> **Directions for this task**:
One number is the whole answer: how many lines of the records include "wifi".
[[ Extracted entries open ]]
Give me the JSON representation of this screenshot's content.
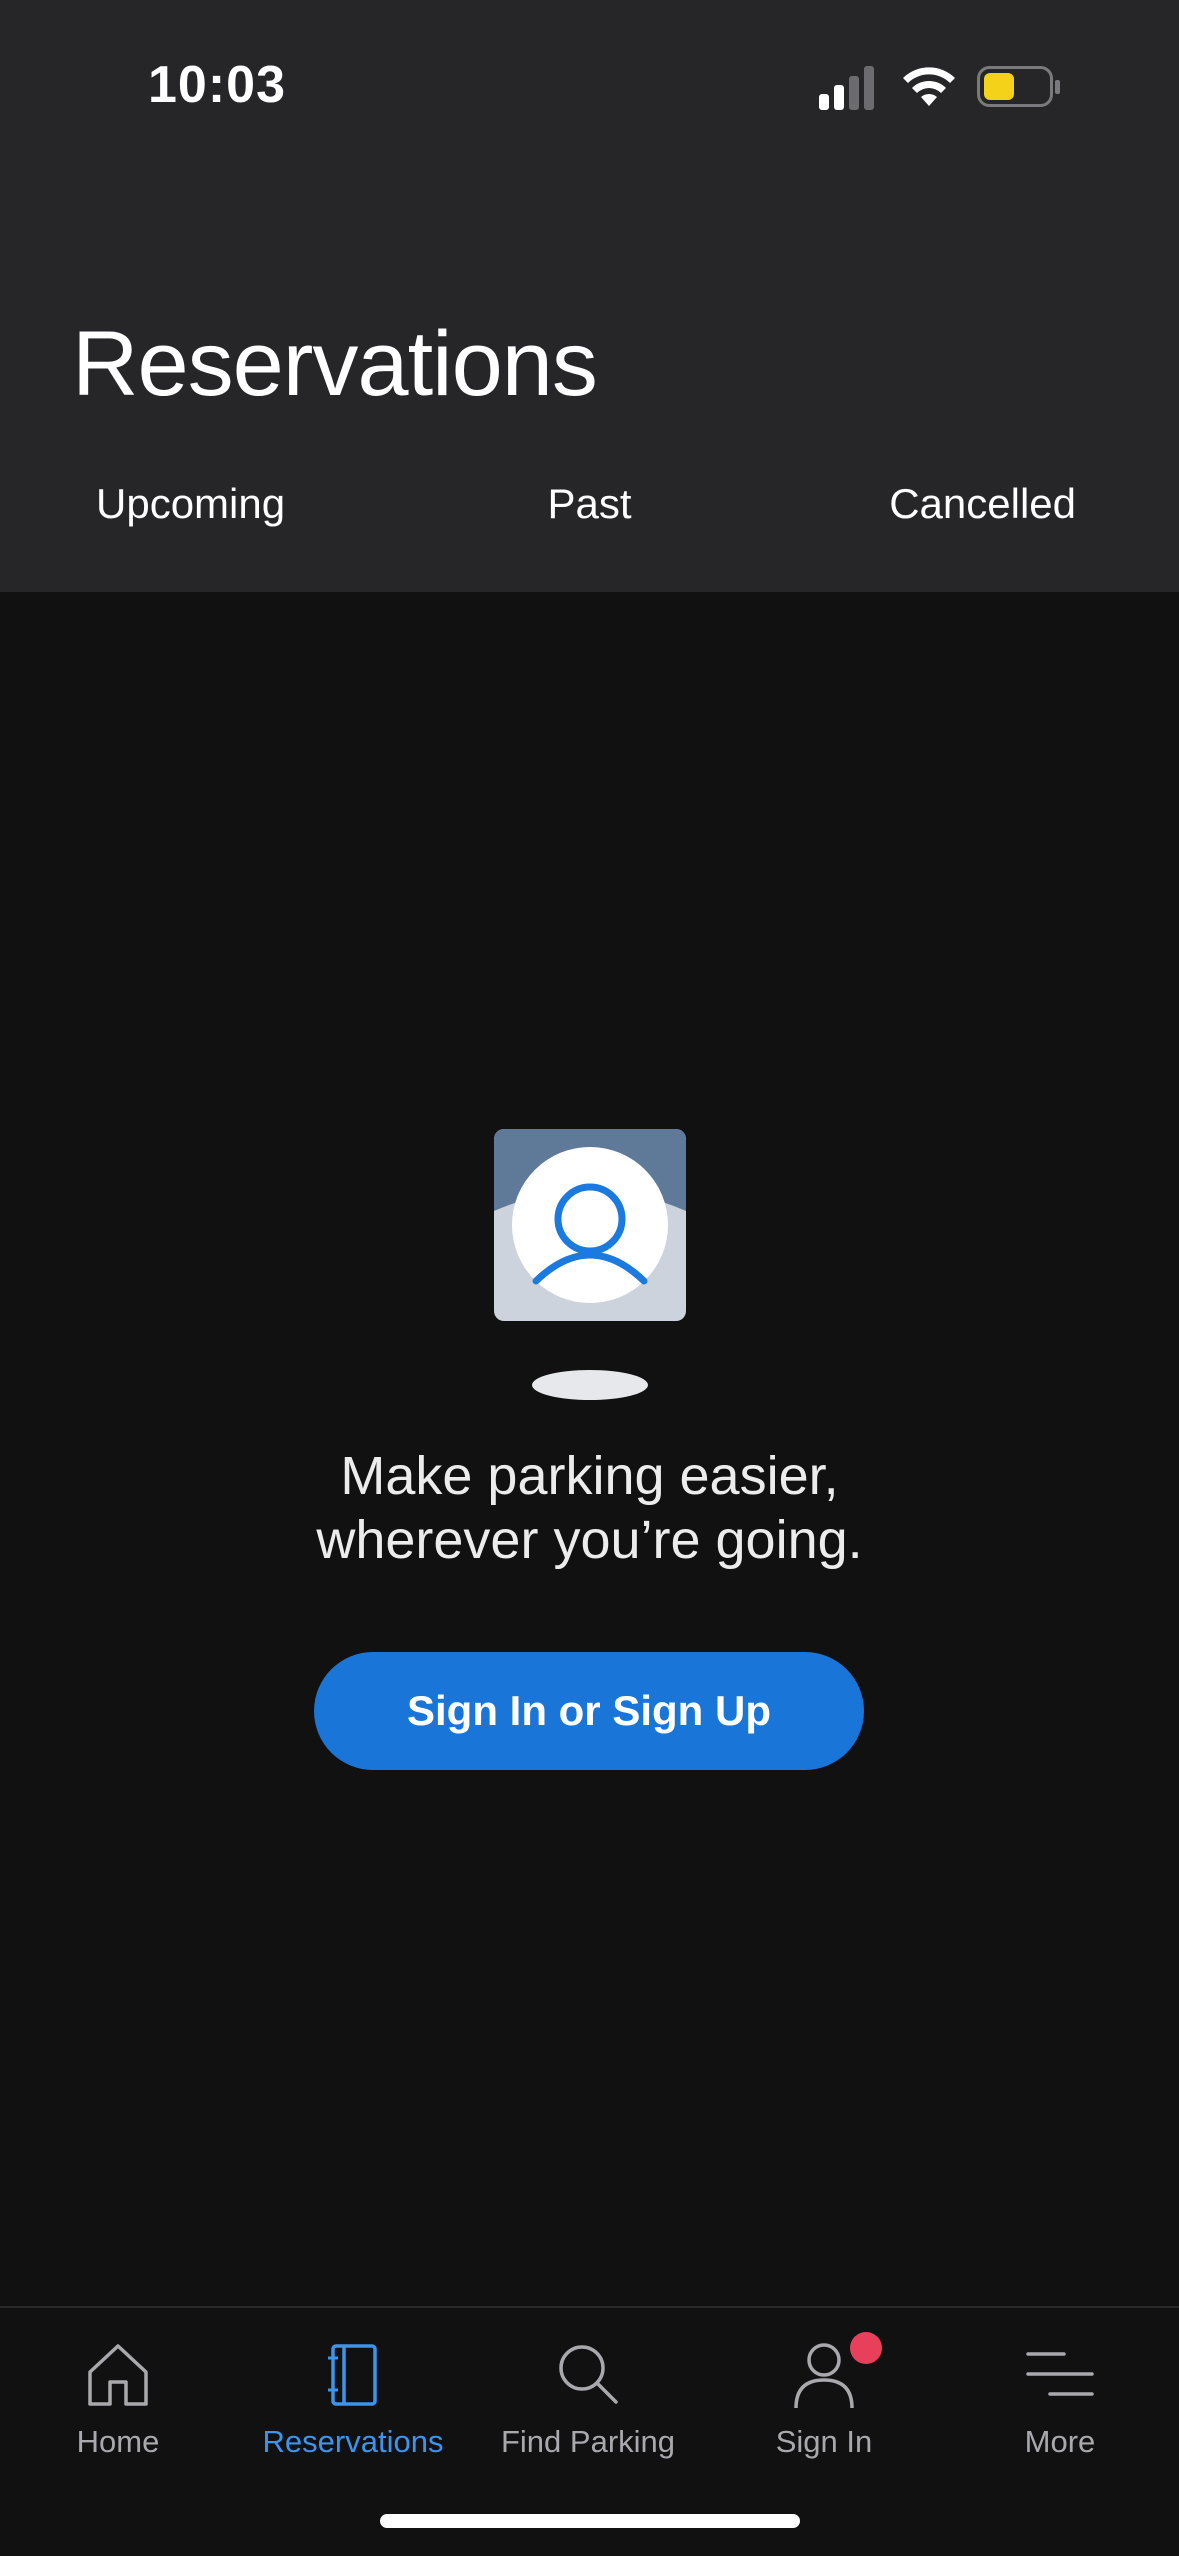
{
  "status_bar": {
    "time": "10:03",
    "icons": [
      "signal-icon",
      "wifi-icon",
      "battery-icon"
    ],
    "battery_color": "#f5d21a"
  },
  "header": {
    "title": "Reservations",
    "tabs": [
      {
        "label": "Upcoming"
      },
      {
        "label": "Past"
      },
      {
        "label": "Cancelled"
      }
    ]
  },
  "empty_state": {
    "icon": "user-avatar-icon",
    "message_line1": "Make parking easier,",
    "message_line2": "wherever you’re going.",
    "button_label": "Sign In or Sign Up"
  },
  "bottom_nav": {
    "items": [
      {
        "label": "Home",
        "icon": "home-icon"
      },
      {
        "label": "Reservations",
        "icon": "reservations-icon",
        "active": true
      },
      {
        "label": "Find Parking",
        "icon": "search-icon"
      },
      {
        "label": "Sign In",
        "icon": "person-icon",
        "badge": true
      },
      {
        "label": "More",
        "icon": "menu-icon"
      }
    ]
  },
  "colors": {
    "accent": "#1976d8",
    "active_tab": "#3d94ec",
    "header_bg": "#262628",
    "background": "#111112",
    "badge": "#e8405b"
  }
}
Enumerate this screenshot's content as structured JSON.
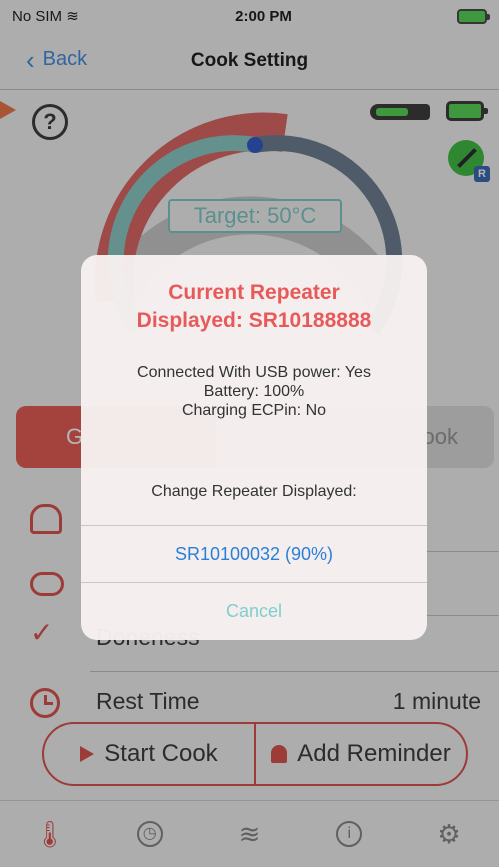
{
  "status_bar": {
    "carrier": "No SIM",
    "wifi_icon": "wifi-icon",
    "time": "2:00 PM",
    "battery_icon": "charging-battery-icon"
  },
  "nav": {
    "back_label": "Back",
    "title": "Cook Setting"
  },
  "gauge": {
    "target_label": "Target: 50°C",
    "progress_color": "#d9534f",
    "inner_color": "#6fbfbc"
  },
  "segmented": {
    "left_label": "G",
    "right_label": "ook"
  },
  "rows": [
    {
      "icon": "chef-hat-icon",
      "label": "",
      "value": ""
    },
    {
      "icon": "steak-icon",
      "label": "",
      "value": ""
    },
    {
      "icon": "check-icon",
      "label": "Doneness",
      "value": ""
    },
    {
      "icon": "clock-icon",
      "label": "Rest Time",
      "value": "1 minute"
    }
  ],
  "buttons": {
    "start": "Start Cook",
    "reminder": "Add Reminder"
  },
  "tabs": [
    "thermometer-icon",
    "clock-icon",
    "wifi-icon",
    "info-icon",
    "gear-icon"
  ],
  "alert": {
    "title": "Current Repeater\nDisplayed: SR10188888",
    "line1": "Connected With USB power: Yes",
    "line2": "Battery: 100%",
    "line3": "Charging ECPin: No",
    "change_label": "Change Repeater Displayed:",
    "option": "SR10100032 (90%)",
    "cancel": "Cancel"
  },
  "colors": {
    "accent_red": "#d73a34",
    "link_blue": "#2a7fd9",
    "teal": "#6fc4c0"
  }
}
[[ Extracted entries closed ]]
> **Answer space**:
3